Twitter said on Thursday that it would ban RT and Sputnik, the two Kremlin-backed international news outlets, from advertising on its platform, intensifying the battle over Russian propaganda on social media and prompting an immediate threat of retaliation from the Russian Foreign Ministry.
The decision marks one of the most aggressive moves by an American social media company against the outlets, which US intelligence officials have linked to a wide-ranging Kremlin effort, both covert and overt, to disrupt the 2016 presidential election. Twitter’s ban comes as US authorities are pressuring RT, formerly known as Russia Today, to register as a foreign agent under a World War II-era law intended to curtail Nazi propaganda.

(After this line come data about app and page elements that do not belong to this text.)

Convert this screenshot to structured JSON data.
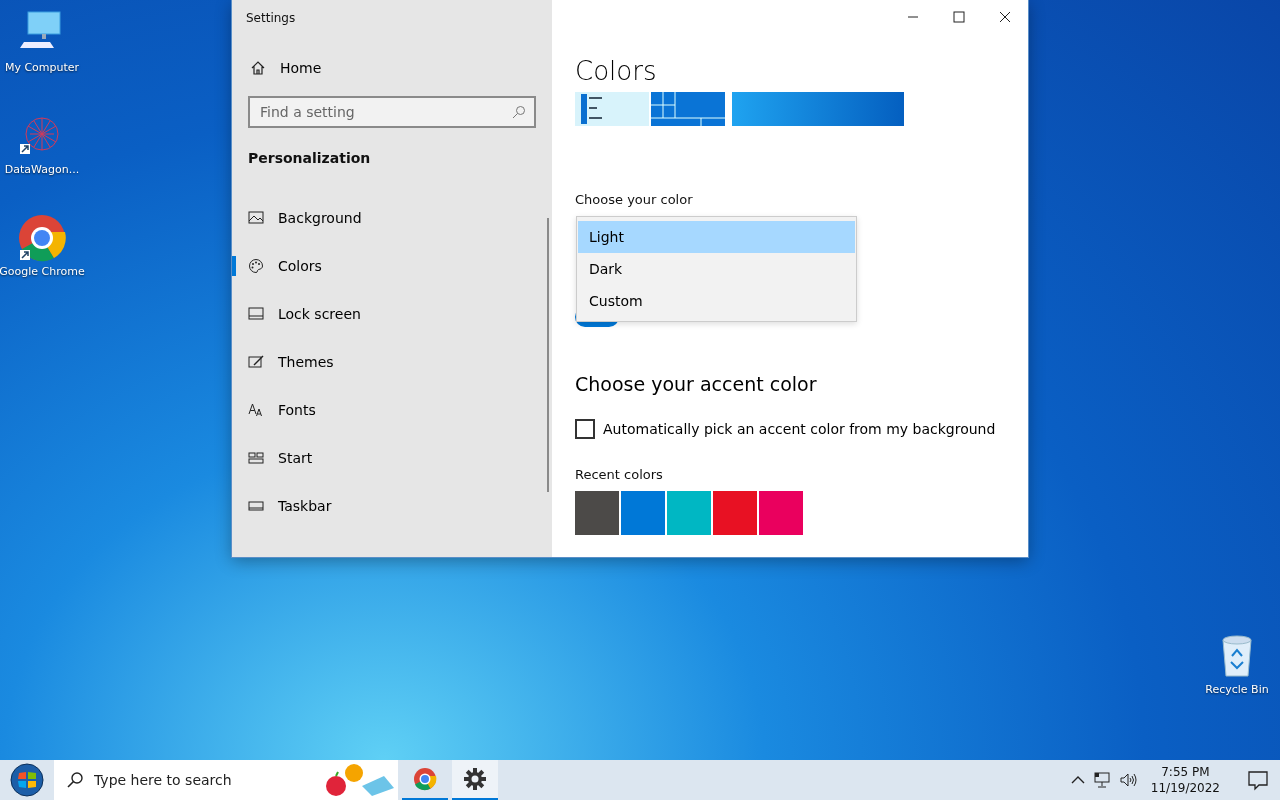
{
  "desktop": {
    "icons": [
      {
        "label": "My Computer",
        "kind": "computer"
      },
      {
        "label": "DataWagon...",
        "kind": "datawagon"
      },
      {
        "label": "Google Chrome",
        "kind": "chrome"
      },
      {
        "label": "Recycle Bin",
        "kind": "bin"
      }
    ]
  },
  "window": {
    "title": "Settings"
  },
  "sidebar": {
    "home": "Home",
    "search": {
      "placeholder": "Find a setting"
    },
    "section": "Personalization",
    "items": [
      {
        "label": "Background",
        "kind": "picture",
        "selected": false
      },
      {
        "label": "Colors",
        "kind": "palette",
        "selected": true
      },
      {
        "label": "Lock screen",
        "kind": "lock",
        "selected": false
      },
      {
        "label": "Themes",
        "kind": "themes",
        "selected": false
      },
      {
        "label": "Fonts",
        "kind": "fonts",
        "selected": false
      },
      {
        "label": "Start",
        "kind": "start",
        "selected": false
      },
      {
        "label": "Taskbar",
        "kind": "taskbar",
        "selected": false
      }
    ]
  },
  "content": {
    "heading": "Colors",
    "color_label": "Choose your color",
    "dropdown": {
      "options": [
        {
          "label": "Light",
          "selected": true
        },
        {
          "label": "Dark",
          "selected": false
        },
        {
          "label": "Custom",
          "selected": false
        }
      ]
    },
    "toggle": {
      "on": true
    },
    "accent_heading": "Choose your accent color",
    "auto_pick": {
      "label": "Automatically pick an accent color from my background",
      "checked": false
    },
    "recent_label": "Recent colors",
    "recent_colors": [
      {
        "color": "#4c4a48"
      },
      {
        "color": "#0078d7"
      },
      {
        "color": "#00b7c3"
      },
      {
        "color": "#e81123"
      },
      {
        "color": "#ea005e"
      }
    ]
  },
  "taskbar": {
    "search": {
      "placeholder": "Type here to search"
    },
    "apps": [
      {
        "kind": "chrome",
        "selected": false
      },
      {
        "kind": "settings",
        "selected": true
      }
    ],
    "time": "7:55 PM",
    "date": "11/19/2022"
  }
}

“We did not come to this decision lightly, and are taking this step now as part of our ongoing commitment to help protect the integrity of the user experience on Twitter,” the company said in a blog post announcing the ban. The ban will not apply to any other advertisers, Twitter said, and RT and Sputnik will be allowed to retain their own Twitter accounts and followers.
RT’s editor in chief, Margarita Simonyan, called Twitter’s decision “highly regrettable” and cast it as part of a punitive campaign by the US government against her own country. Earlier on Thursday, Simonyan taunted Twitter, tweeting that the company had pitched RT on a large advertising campaign for the 2016 election that RT had declined.
The Russian government, which in recent days has warned that it will respond in kind to American pressure on RT, responded even more forcefully. In a statement posted on Facebook, a spokeswoman for the Russian Foreign Ministry, Maria Zakharova, called Twitter’s decision “yet another aggressive step” and blamed the influence of US intelligence officials. “Naturally, a response will follow,” Zakharova said.
Twitter, along with Facebook and Google, is at the center of congressional investigations into the Russian intervention in the 2016 election. Kremlin-linked operatives deployed paid human “trolls” and hordes of fake accounts on Twitter and Facebook to push news and conspiracy theories about Hillary Clinton and criticism of the US government. But RT and Sputnik, both funded by the Kremlin, worked openly, using platforms like Twitter, Facebook, and YouTube to amplify content critical of Clinton, sometimes paying for advertisement to boost their stories more aggressively.
Last month, Facebook said it would adopt new rules to bring greater transparency to advertising on its platform. Earlier this week, Twitter said it would add new labels to political ads on the service, identifying the ads’ sponsors.
But representatives of Facebook and Google declined to say whether they would follow Twitter’s lead in banning RT and Sputnik advertising. Both companies have recently disclosed that Russian agents purchased tens of thousands of dollars worth of advertising on their platforms during the campaign.
Meanwhile, Twitter said Thursday that it had overstated its monthly-user figures since 2014 after mistakenly including data from third-party applications in its counting.
The revelation came as the company reported that its net loss had narrowed in the third quarter and that its number of daily active users had risen 14 percent.
The company said it had discovered that its measure of monthly active users had been improperly including figures from third-party applications that used Digits, a software-development program.
Lawmakers who have been pressuring Twitter to address Russian entities’ use of the platform to influence American politics praised the company’s decision on Thursday — but cautioned that it would not be enough. “I appreciate the effort, although RT and Sputnik have been known entities for some time,” said Senator Mark Warner of Virginia, the top Democrat on the Senate Intelligence Committee. “What I hope is we’ll see enhanced efforts on discovering other fake accounts as well as avatars that might not be as obvious.”